* _What to do_: Where a line holds the word "Details", copy that line from the data below.

(Items from an interface collection)
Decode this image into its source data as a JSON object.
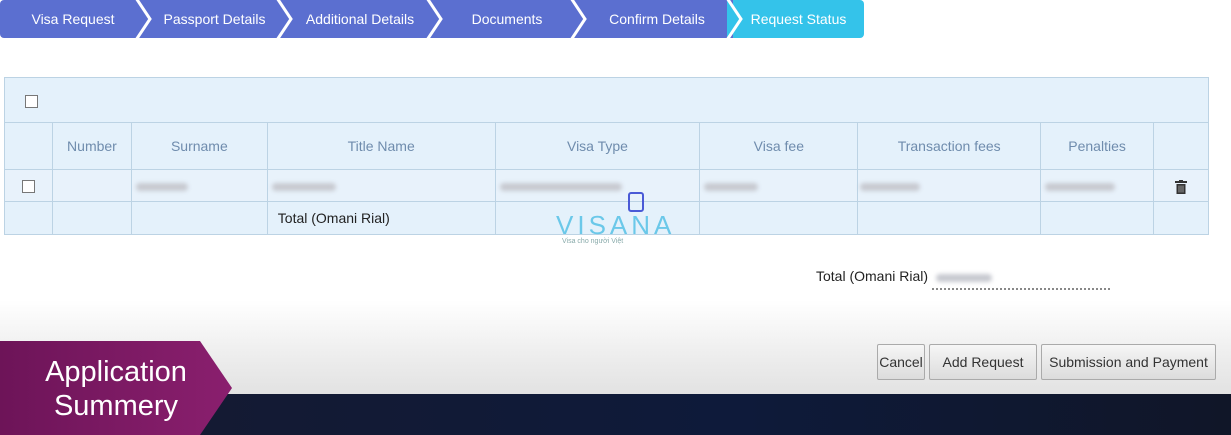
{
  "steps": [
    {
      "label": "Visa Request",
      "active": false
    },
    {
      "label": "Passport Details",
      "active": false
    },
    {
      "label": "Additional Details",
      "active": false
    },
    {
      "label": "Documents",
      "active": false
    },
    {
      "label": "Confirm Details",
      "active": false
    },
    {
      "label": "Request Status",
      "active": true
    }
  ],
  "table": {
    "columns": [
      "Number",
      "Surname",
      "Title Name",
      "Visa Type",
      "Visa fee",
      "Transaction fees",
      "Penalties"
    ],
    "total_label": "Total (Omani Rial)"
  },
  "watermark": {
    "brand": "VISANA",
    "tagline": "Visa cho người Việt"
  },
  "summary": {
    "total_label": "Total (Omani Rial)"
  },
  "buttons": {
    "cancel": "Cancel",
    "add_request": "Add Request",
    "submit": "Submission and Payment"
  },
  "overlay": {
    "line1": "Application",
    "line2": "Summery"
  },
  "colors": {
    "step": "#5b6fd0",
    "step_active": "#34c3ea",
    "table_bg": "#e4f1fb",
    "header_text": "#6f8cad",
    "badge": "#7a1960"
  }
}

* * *

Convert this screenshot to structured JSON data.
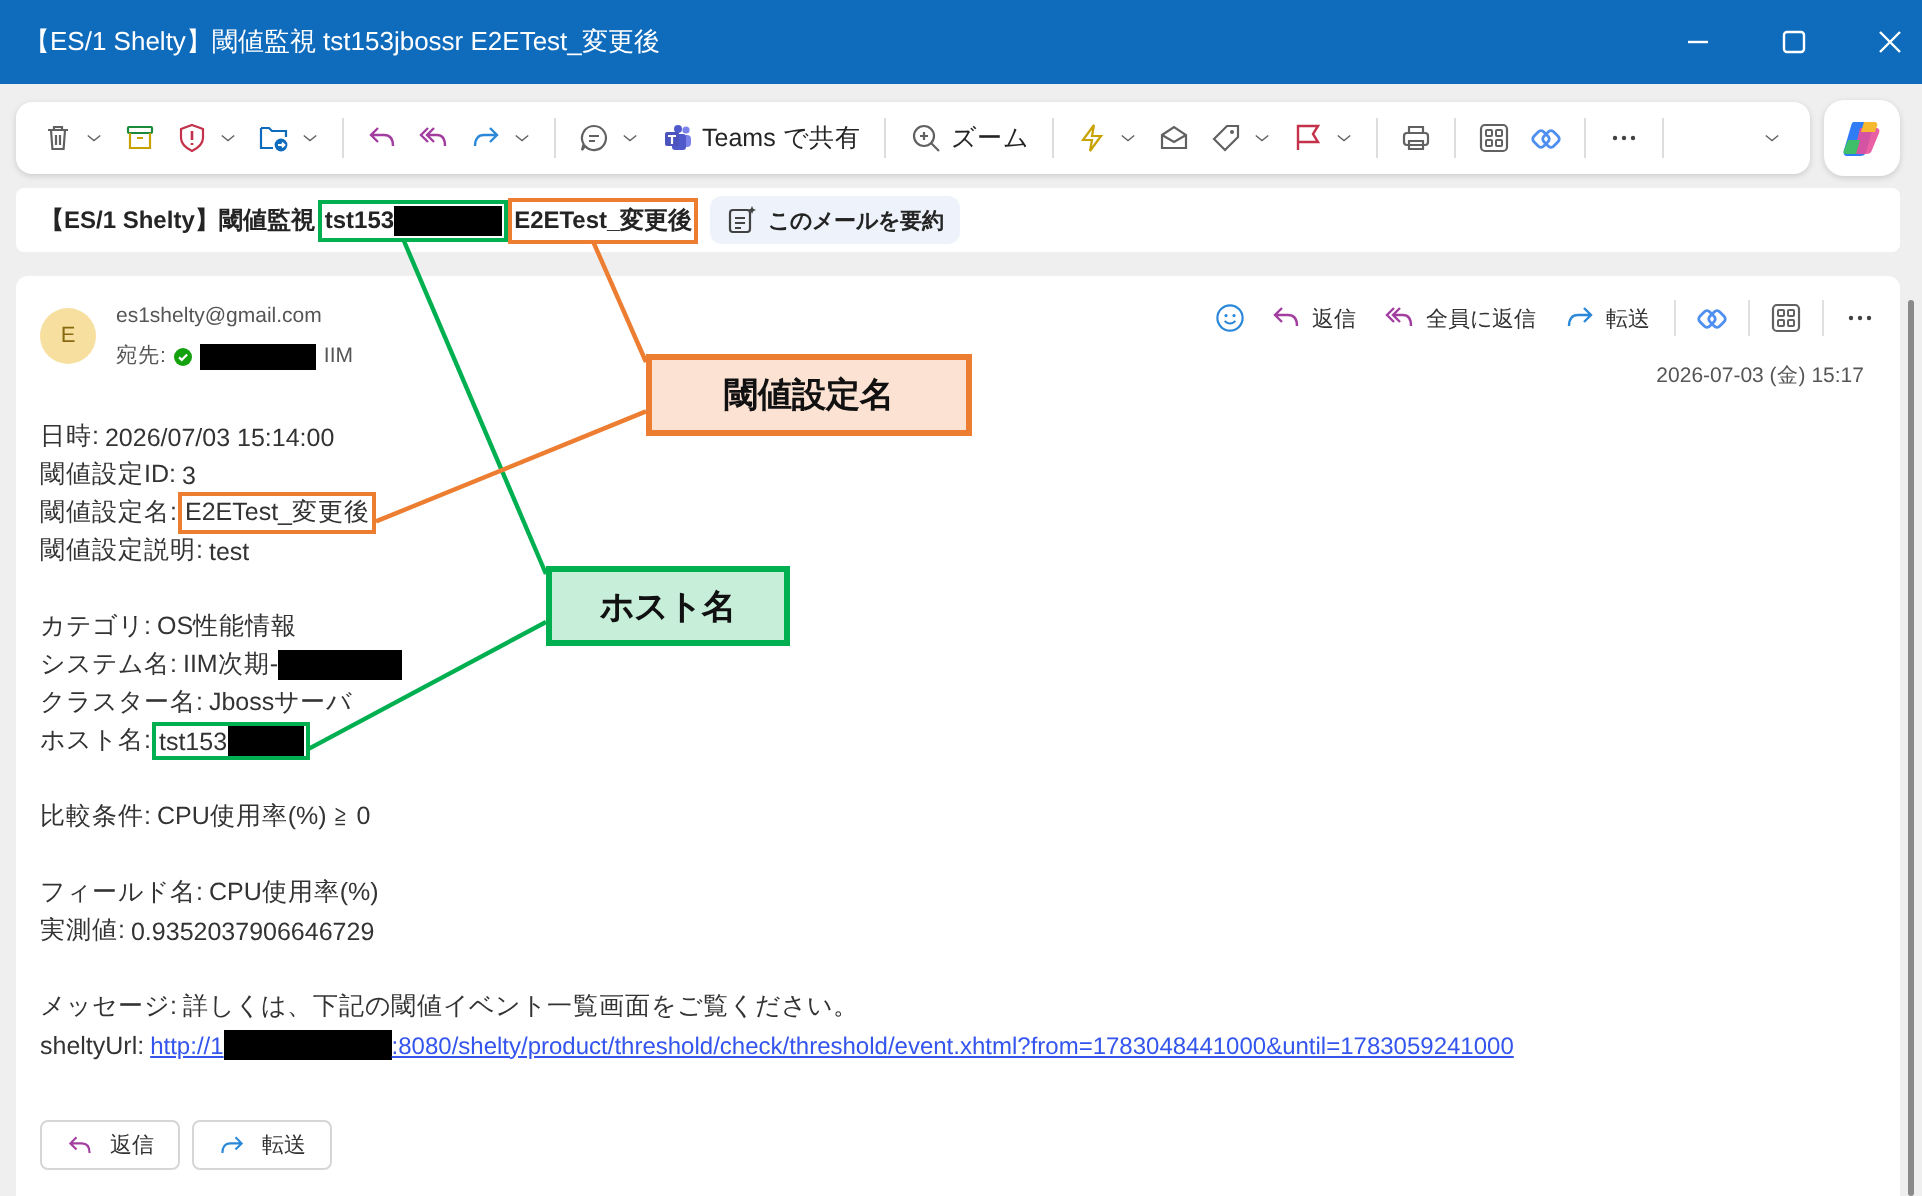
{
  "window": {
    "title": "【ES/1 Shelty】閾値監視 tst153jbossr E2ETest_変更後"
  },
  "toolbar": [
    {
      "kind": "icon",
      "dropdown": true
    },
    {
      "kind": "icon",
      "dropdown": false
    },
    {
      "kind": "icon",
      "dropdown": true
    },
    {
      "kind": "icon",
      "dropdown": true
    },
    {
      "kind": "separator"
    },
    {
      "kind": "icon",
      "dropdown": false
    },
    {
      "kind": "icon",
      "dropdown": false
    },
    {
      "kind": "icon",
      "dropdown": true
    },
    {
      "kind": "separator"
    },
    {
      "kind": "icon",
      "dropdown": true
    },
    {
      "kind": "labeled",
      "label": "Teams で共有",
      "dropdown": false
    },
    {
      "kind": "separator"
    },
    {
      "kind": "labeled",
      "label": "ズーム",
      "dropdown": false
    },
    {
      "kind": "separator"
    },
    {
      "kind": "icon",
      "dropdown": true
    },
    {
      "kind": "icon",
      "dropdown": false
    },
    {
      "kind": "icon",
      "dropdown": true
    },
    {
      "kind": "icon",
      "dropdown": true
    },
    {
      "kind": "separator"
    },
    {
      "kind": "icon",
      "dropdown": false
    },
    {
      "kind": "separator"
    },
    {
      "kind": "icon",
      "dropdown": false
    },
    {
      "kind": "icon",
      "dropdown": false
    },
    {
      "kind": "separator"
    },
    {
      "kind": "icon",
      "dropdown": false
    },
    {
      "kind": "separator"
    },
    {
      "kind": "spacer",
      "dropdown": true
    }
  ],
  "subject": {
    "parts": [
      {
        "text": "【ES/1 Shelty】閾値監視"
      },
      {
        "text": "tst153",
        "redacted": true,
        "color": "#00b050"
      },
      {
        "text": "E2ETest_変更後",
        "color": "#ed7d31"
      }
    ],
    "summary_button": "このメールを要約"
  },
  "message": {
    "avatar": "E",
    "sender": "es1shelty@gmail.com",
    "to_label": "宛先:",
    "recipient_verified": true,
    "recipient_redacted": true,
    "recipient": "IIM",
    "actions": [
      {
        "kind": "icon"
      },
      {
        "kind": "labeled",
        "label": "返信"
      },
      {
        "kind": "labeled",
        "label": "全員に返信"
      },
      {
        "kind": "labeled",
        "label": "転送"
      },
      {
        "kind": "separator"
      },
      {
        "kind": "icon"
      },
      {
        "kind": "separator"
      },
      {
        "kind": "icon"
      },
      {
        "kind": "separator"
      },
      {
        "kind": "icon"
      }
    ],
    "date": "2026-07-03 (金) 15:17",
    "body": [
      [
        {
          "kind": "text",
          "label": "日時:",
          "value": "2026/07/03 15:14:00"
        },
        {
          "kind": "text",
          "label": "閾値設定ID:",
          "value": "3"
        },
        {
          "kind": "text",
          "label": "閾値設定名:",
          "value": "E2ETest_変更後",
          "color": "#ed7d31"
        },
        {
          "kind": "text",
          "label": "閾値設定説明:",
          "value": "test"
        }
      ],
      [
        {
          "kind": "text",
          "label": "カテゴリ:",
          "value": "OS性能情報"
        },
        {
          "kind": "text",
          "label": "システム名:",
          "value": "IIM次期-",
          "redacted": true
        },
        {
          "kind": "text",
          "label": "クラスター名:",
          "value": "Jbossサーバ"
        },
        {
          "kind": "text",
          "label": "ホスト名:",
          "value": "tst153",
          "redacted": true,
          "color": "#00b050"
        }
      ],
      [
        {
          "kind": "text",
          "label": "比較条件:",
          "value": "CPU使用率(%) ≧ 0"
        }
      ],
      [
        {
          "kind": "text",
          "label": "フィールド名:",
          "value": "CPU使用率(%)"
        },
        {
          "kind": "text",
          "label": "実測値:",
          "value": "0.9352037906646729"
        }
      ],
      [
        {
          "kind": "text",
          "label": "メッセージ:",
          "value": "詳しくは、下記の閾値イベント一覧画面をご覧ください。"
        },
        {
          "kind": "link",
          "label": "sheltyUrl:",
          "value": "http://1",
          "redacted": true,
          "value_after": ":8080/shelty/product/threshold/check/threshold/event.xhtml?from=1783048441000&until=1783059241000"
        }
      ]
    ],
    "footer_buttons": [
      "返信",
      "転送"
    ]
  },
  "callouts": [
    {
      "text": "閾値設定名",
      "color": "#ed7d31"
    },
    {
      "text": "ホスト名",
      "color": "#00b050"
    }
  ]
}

* _Completed task_:
      "label": "Passport Details",
      "label": "Additional Details",
      "label": "Confirm Details",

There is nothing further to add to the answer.